* **DIRECTIONS**
Pull each line holding the word "icon" from the data.

* **LISTED RECORDS**
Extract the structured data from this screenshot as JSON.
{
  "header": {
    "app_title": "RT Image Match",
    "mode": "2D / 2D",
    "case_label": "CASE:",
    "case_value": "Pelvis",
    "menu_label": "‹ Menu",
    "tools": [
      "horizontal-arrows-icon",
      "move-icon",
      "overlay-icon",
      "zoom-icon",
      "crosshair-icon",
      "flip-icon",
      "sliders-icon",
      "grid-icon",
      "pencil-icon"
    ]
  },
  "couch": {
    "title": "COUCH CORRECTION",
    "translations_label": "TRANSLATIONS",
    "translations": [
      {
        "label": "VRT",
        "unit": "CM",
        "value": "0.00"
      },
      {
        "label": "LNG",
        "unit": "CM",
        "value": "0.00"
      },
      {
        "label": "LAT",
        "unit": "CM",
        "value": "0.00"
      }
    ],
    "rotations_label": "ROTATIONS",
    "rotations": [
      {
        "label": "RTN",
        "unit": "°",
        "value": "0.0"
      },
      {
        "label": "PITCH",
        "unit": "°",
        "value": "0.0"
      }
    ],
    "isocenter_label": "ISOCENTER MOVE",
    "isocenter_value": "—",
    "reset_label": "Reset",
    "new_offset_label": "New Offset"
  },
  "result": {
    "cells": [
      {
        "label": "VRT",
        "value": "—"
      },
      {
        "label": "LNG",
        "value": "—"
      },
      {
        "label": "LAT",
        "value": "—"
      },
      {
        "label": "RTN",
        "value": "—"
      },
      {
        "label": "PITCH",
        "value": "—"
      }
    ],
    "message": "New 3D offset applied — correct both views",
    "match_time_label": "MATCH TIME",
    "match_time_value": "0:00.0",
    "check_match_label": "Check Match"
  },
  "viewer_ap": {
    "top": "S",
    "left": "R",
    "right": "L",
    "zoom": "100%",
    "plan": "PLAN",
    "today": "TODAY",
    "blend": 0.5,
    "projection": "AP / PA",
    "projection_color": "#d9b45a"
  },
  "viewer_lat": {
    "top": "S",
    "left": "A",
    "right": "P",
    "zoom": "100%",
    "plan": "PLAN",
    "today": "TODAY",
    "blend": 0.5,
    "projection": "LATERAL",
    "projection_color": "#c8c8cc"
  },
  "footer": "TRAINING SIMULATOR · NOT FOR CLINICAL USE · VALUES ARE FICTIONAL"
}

* **ANSWER TO THIS TASK**
      "horizontal-arrows-icon",
      "move-icon",
      "overlay-icon",
      "zoom-icon",
      "crosshair-icon",
      "flip-icon",
      "sliders-icon",
      "grid-icon",
      "pencil-icon"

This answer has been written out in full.